(Stored dataset items)
################

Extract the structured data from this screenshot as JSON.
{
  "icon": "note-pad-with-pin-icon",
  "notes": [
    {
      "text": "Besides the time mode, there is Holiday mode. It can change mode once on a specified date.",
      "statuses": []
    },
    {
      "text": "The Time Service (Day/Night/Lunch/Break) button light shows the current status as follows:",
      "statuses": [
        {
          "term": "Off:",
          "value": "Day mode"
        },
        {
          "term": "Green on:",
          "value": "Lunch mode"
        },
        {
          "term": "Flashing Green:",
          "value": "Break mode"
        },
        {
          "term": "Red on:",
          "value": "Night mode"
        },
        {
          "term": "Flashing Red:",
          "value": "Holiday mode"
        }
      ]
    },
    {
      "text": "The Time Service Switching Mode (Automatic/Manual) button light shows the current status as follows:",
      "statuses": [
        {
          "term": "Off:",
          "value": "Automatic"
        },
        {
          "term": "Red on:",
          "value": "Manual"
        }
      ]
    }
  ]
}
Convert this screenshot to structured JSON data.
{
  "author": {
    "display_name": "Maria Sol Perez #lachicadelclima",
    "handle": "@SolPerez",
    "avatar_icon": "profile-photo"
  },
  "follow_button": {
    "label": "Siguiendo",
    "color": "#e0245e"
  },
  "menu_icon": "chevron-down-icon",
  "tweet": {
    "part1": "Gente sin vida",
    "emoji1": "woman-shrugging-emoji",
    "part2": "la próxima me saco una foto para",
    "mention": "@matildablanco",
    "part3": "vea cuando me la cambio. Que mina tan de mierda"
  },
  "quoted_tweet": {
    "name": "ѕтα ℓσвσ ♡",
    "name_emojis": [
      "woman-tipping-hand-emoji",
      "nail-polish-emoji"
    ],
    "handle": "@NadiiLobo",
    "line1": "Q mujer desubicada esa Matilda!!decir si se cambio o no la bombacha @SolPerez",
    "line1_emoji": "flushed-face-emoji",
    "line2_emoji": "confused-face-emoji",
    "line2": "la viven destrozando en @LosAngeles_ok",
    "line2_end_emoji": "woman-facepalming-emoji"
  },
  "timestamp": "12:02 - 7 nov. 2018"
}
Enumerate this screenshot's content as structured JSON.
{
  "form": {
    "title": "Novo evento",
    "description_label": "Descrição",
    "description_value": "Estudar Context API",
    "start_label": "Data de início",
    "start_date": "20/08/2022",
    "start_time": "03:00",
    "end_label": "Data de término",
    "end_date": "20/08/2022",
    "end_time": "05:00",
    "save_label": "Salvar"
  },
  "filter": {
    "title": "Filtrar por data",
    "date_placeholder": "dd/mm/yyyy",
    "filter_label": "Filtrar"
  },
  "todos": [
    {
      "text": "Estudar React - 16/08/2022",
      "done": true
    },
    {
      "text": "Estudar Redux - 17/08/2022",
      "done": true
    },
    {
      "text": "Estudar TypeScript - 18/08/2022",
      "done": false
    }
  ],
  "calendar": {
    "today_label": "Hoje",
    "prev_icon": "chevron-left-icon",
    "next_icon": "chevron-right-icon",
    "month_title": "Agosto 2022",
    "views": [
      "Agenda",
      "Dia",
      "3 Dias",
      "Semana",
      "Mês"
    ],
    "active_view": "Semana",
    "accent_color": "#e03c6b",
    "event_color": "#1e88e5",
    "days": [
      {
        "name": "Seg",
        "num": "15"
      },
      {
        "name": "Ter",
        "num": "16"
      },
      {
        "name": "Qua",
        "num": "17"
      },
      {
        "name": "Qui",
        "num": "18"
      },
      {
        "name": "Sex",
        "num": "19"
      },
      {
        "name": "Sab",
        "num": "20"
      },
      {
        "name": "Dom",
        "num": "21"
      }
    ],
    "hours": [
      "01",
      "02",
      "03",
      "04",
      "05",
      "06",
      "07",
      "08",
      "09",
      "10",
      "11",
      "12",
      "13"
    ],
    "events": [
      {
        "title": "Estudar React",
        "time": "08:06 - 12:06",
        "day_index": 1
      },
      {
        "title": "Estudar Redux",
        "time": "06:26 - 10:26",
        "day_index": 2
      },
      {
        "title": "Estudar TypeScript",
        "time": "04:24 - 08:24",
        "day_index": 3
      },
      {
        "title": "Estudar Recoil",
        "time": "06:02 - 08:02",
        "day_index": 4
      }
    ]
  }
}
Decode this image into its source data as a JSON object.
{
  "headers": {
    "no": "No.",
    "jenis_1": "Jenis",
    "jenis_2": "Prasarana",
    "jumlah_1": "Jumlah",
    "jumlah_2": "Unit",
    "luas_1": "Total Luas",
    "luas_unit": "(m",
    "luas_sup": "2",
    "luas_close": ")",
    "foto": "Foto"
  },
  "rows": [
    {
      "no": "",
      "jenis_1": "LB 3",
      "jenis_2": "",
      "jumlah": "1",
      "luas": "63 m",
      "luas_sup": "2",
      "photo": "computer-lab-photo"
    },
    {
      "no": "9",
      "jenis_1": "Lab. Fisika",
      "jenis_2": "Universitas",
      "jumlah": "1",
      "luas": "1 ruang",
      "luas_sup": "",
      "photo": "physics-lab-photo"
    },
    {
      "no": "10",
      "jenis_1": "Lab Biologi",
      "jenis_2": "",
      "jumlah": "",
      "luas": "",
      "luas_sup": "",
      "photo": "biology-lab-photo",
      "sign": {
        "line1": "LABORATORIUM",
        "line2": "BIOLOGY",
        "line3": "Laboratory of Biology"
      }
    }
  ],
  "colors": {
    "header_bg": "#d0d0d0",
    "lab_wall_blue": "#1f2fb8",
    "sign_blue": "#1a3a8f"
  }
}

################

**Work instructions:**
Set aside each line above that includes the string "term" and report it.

**Completed task:**
          "term": "Off:",
          "term": "Green on:",
          "term": "Flashing Green:",
          "term": "Red on:",
          "term": "Flashing Red:",
          "term": "Off:",
          "term": "Red on:",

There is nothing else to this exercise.